A Safari Ltd® Groundhog Day Groundblog
February 2nd is Groundhog Day! For over 175 years, this day has marked the celebration of a tradition in the United States and Canada in which a groundhog’s behavior is believed to predict the end of winter. According to the legend, if this very special groundhog emerges from its burrow on February 2nd and sees his shadow, there will be six more weeks of winter. If it does not see its shadow, then spring will arrive early.
|Groundhog||Groundhog (close up)|
This peculiar tradition originates from the Pennsylvania Dutch community, made up of German immigrants and their descendants. The original animal used in German lore was a badger, and similar traditions used a bear or a fox, depending on the region. After migrating to America, the groundhog became the popular choice. Today, the most well-known Groundhog Day celebration takes place in Punxatawney, Pennsylvania.

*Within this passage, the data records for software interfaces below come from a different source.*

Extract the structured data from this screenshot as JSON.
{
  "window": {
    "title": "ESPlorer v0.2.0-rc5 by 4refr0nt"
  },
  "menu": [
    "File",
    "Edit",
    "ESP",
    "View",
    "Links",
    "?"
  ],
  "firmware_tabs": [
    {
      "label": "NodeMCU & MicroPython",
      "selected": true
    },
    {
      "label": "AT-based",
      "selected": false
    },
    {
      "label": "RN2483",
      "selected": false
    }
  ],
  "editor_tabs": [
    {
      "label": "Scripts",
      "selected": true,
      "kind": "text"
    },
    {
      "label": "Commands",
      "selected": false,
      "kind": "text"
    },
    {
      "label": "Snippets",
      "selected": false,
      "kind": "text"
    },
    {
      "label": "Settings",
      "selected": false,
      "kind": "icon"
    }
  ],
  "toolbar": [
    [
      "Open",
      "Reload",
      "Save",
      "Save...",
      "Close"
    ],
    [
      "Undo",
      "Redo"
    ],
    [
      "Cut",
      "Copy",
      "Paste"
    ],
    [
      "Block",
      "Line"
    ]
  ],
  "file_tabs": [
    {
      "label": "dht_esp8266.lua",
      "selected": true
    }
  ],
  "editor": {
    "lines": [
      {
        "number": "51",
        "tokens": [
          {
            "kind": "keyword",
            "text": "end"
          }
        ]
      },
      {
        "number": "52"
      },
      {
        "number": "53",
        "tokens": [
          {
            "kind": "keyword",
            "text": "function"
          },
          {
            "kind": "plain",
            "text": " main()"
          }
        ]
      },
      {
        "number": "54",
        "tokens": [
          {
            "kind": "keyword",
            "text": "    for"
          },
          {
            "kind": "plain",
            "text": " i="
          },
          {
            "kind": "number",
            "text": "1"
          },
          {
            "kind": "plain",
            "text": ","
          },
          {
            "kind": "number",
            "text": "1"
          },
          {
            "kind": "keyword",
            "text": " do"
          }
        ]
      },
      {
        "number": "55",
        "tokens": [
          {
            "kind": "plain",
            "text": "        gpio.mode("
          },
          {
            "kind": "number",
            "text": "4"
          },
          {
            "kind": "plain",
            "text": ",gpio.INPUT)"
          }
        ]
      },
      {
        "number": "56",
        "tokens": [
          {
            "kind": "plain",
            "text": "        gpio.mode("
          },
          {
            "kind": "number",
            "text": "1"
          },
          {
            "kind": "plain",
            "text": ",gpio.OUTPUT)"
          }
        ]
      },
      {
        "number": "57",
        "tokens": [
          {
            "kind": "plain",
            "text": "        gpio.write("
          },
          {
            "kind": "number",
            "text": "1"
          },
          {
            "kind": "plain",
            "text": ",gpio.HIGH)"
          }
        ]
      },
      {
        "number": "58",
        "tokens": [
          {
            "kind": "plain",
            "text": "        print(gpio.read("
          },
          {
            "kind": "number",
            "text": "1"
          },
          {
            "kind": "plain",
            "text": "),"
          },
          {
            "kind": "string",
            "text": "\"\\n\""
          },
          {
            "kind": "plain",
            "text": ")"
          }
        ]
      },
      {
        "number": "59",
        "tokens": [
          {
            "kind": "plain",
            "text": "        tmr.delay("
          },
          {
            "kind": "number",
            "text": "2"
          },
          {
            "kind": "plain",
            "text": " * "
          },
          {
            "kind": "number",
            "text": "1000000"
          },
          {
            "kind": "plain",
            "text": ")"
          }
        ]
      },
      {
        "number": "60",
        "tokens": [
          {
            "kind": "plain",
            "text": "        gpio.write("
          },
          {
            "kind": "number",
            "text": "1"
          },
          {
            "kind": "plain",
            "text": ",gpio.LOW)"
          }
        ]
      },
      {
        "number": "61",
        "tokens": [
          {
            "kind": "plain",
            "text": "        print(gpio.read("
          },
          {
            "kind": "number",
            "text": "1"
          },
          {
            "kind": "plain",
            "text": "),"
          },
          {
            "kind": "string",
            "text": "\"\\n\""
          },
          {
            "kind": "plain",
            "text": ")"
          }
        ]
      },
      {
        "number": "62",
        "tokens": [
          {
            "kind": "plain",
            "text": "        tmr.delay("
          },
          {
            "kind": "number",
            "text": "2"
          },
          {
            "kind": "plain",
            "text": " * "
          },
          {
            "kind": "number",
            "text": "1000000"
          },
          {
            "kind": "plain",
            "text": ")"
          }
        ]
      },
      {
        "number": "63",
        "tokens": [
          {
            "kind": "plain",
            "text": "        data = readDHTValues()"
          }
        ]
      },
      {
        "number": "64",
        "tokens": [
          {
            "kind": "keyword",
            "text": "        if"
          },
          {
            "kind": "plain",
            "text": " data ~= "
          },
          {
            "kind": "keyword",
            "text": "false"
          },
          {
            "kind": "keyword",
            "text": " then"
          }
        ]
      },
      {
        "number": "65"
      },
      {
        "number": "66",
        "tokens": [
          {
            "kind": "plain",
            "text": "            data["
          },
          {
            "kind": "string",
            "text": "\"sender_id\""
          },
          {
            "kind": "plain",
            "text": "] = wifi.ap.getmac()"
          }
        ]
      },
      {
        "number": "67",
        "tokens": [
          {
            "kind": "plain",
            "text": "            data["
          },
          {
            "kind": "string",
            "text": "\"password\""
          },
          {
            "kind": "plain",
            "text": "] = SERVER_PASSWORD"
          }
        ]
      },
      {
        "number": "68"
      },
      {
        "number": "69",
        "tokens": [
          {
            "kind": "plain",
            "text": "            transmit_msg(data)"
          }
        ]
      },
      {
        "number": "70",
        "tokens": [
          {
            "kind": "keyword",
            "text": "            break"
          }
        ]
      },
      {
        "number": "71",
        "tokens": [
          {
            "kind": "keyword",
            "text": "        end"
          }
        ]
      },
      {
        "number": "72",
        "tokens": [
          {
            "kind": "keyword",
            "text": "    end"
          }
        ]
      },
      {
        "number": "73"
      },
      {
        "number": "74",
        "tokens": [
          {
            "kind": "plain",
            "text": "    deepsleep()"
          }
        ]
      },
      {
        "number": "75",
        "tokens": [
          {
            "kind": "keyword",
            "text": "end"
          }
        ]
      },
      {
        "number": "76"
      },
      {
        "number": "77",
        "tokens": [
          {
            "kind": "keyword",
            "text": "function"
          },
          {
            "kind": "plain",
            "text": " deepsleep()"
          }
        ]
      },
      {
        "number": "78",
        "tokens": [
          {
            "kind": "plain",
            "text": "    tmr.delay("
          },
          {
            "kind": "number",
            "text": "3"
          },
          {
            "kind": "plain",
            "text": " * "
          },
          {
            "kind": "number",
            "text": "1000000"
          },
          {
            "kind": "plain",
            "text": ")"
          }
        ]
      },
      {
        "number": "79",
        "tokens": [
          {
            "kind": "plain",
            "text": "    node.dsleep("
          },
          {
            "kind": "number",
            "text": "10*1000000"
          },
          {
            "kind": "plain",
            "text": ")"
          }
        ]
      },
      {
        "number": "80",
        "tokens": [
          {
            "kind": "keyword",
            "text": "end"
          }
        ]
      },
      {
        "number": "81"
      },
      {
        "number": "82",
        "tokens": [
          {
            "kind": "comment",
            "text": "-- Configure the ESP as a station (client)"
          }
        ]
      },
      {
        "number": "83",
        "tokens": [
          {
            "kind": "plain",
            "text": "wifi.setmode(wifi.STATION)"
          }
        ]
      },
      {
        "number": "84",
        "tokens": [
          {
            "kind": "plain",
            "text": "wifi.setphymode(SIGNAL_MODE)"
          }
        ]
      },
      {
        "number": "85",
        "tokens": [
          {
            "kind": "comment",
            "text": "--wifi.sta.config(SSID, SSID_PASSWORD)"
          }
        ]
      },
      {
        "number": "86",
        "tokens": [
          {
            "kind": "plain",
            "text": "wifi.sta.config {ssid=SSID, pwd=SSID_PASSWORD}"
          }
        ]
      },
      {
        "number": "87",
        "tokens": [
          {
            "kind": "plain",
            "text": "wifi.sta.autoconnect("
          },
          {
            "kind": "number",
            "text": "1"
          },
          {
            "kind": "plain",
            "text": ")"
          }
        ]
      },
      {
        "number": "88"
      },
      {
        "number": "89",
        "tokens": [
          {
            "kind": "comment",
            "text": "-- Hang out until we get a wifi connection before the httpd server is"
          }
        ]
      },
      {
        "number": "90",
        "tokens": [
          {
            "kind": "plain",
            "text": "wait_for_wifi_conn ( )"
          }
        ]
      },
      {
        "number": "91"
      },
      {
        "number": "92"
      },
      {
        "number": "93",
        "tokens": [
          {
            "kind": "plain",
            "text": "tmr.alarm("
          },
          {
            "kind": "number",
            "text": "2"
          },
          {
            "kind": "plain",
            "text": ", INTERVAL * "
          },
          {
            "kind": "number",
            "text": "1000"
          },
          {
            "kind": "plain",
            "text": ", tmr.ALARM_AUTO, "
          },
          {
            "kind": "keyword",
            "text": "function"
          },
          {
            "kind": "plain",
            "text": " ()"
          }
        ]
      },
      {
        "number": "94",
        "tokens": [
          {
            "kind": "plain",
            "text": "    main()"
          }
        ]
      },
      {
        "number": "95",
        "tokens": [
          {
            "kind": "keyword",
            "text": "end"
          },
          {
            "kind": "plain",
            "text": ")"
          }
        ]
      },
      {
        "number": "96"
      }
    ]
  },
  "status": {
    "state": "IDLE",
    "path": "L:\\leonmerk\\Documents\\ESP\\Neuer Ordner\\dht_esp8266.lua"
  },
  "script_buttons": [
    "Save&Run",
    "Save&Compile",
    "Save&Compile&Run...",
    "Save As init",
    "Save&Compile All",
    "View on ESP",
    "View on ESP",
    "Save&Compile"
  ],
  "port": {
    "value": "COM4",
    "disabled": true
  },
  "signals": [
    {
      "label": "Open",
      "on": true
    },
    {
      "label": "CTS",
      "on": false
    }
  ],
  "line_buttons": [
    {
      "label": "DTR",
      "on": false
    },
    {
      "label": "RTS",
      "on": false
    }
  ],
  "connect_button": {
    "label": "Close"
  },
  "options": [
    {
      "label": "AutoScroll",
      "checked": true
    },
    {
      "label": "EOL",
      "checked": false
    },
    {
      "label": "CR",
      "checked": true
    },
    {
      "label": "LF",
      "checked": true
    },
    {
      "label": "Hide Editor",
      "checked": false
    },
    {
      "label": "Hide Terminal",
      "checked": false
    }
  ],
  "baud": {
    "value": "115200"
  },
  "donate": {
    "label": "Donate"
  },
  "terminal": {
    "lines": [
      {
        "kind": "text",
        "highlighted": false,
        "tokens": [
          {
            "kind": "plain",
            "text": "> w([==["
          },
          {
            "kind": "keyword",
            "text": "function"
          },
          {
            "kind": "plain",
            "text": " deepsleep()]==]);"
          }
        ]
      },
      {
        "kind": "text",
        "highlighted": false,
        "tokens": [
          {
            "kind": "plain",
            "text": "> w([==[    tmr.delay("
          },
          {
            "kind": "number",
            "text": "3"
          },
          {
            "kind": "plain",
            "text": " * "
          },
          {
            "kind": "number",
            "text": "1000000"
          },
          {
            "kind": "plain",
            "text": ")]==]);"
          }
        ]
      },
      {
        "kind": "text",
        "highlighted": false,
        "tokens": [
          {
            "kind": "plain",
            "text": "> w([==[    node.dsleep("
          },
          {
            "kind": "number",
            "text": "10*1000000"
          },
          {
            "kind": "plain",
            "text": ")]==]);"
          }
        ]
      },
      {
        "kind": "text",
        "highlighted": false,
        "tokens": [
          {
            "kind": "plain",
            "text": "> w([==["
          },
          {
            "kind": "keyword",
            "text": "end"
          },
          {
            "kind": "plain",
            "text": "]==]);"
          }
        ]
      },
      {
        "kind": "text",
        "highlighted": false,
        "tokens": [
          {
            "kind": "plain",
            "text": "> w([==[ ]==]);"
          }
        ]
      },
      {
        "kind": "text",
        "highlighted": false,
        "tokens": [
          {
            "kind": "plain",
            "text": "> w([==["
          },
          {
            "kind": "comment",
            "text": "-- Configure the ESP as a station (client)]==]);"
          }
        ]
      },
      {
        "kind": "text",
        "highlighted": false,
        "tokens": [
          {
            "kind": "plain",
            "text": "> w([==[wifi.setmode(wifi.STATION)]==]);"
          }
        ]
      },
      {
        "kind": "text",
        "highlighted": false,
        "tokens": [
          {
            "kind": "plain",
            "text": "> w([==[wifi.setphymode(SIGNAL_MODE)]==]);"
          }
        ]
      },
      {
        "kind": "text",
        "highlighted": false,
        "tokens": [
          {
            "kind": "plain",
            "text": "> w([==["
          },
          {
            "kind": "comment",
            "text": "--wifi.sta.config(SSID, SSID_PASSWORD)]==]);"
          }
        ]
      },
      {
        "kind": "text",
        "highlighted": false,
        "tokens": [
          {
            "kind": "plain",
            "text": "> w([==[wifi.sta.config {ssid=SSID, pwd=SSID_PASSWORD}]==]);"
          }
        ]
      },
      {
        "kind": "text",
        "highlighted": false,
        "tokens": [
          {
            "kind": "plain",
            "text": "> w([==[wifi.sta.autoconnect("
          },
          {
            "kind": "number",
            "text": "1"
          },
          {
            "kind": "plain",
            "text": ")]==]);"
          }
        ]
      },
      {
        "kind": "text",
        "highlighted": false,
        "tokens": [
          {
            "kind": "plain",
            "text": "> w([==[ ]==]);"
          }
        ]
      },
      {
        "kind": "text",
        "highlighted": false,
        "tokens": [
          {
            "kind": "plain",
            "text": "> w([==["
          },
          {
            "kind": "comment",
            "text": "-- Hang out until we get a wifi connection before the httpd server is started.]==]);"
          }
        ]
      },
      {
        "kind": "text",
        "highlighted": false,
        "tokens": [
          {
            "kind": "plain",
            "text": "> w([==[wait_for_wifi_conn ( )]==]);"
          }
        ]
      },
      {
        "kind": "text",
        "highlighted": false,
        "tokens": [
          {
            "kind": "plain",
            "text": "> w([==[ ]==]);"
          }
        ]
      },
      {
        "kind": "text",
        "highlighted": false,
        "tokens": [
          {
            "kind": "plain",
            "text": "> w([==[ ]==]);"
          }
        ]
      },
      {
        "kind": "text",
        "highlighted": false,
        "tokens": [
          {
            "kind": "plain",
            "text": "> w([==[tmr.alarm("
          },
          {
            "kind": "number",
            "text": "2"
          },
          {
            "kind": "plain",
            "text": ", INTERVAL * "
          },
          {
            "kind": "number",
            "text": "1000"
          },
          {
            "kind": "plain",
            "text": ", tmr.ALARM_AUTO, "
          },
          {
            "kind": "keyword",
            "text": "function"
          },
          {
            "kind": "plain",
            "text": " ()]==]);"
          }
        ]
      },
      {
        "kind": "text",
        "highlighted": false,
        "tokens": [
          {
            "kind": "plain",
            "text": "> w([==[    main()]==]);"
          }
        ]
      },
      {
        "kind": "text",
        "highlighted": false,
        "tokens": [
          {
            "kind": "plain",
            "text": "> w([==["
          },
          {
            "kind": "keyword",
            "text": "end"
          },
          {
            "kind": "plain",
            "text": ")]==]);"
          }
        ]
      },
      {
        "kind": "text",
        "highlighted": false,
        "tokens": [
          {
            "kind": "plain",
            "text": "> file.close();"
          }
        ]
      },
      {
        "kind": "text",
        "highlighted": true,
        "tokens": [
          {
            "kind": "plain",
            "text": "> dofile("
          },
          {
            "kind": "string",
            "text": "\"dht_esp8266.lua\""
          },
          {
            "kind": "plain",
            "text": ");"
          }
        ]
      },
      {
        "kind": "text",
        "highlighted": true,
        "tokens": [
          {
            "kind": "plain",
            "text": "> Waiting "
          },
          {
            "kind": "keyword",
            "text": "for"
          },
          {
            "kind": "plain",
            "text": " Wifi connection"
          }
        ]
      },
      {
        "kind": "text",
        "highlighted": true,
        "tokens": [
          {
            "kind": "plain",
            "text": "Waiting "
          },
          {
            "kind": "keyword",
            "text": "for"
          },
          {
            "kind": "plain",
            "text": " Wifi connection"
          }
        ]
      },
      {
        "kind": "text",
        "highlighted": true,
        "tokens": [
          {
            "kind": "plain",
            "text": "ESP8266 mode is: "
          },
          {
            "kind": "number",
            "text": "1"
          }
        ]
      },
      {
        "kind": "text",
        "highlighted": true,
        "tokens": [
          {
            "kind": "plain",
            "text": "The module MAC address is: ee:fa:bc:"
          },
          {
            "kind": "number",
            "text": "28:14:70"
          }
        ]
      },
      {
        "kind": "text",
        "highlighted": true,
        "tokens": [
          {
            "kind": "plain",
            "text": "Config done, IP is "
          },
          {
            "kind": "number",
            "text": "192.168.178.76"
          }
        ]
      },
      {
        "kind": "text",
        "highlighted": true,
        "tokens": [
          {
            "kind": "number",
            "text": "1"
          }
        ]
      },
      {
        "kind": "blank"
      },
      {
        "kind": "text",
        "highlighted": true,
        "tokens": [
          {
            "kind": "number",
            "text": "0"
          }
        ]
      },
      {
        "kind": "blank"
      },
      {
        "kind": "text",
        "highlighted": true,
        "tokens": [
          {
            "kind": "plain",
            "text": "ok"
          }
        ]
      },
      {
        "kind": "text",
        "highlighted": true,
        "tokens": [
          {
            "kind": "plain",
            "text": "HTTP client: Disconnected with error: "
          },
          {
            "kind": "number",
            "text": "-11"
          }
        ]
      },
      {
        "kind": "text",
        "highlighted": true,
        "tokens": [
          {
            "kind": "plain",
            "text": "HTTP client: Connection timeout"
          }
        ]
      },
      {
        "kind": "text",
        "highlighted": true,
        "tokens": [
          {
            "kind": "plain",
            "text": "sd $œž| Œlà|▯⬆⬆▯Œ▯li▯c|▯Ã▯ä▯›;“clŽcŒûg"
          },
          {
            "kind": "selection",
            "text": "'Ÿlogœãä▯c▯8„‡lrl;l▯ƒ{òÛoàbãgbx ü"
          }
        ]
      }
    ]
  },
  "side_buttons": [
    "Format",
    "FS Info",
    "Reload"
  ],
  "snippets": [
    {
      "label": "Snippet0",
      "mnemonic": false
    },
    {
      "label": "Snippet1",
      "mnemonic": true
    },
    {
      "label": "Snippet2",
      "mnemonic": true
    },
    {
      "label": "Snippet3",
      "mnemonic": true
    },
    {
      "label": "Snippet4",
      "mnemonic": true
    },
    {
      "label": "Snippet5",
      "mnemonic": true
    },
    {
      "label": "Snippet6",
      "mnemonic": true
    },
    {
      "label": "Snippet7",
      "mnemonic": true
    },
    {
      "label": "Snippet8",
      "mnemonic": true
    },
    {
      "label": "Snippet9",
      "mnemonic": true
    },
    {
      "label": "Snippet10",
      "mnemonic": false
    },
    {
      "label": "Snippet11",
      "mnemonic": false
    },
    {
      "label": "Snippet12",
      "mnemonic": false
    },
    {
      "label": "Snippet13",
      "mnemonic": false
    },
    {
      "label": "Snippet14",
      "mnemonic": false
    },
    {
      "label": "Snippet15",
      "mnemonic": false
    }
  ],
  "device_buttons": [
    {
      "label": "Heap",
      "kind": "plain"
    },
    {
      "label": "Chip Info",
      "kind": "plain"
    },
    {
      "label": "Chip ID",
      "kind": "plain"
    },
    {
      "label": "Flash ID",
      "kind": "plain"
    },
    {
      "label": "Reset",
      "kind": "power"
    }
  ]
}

|Badger||Black Bear||Red Fox|
There, a groundhog known as Punxatawney Phil is the seasonal predictor, but he’s far from the only groundhog with that hallowed duty. In New York City, Staten Island Chuck is known as the weather-forecasting woodchuck (another name for groundhog). Canadian celebrations also occur, featuring Wiarton Willie of Ontario, and Schubenacadie Sam from Nova Scotia. The groundhog with the most accuracy in its predictions is General Beauregard Lee of Georgia in the southern United States. To date, his correct prediction rate is 94%.
Despite the popular tradition, groundhogs don’t really have any special powers that allow them to predict the coming and going of seasons. They are simply members of the squirrel family (Sciuridae), and specifically a sub group of squirrels known as marmots. The groundhog is the largest squirrel within its range, and can grow to over two feet long and weigh nearly ten pounds. In areas where predators are scarce and food is plentiful, they can weigh as much as 30 pounds!
|Gray Squirrel||Flying Squirrel|
Groundhogs spend much of their time in burrows that they dig in the ground. They use their burrows as a sort of “home base”, where they sleep and hide from danger. They also hibernate in them. Like bears, groundhogs will enter a state of extended sleep during the winter months, slowing their metabolism and heart rate to conserve energy. They will gain body weight before hibernating, storing fat that they will use as nourishment during their hibernation period.
Though Groundhog Day is February 2nd, in the wild these ground squirrels are known to hibernate until April…and even in the case of the famous groundhogs, they have been known to sleep right through the big event.
Bernie’s Bonus Fun Fact: Groundhog Day mascots across the United States and Canada often use alliteration in their names. In addition to Punxatawney Phil, other names include Balzac Billy, Chattanooga Chuck, Dover Doug, Dunkirk Dave, Patty Pagoda, Lawrenceville Lucy, Malverne Mel and Winnipeg Wyn.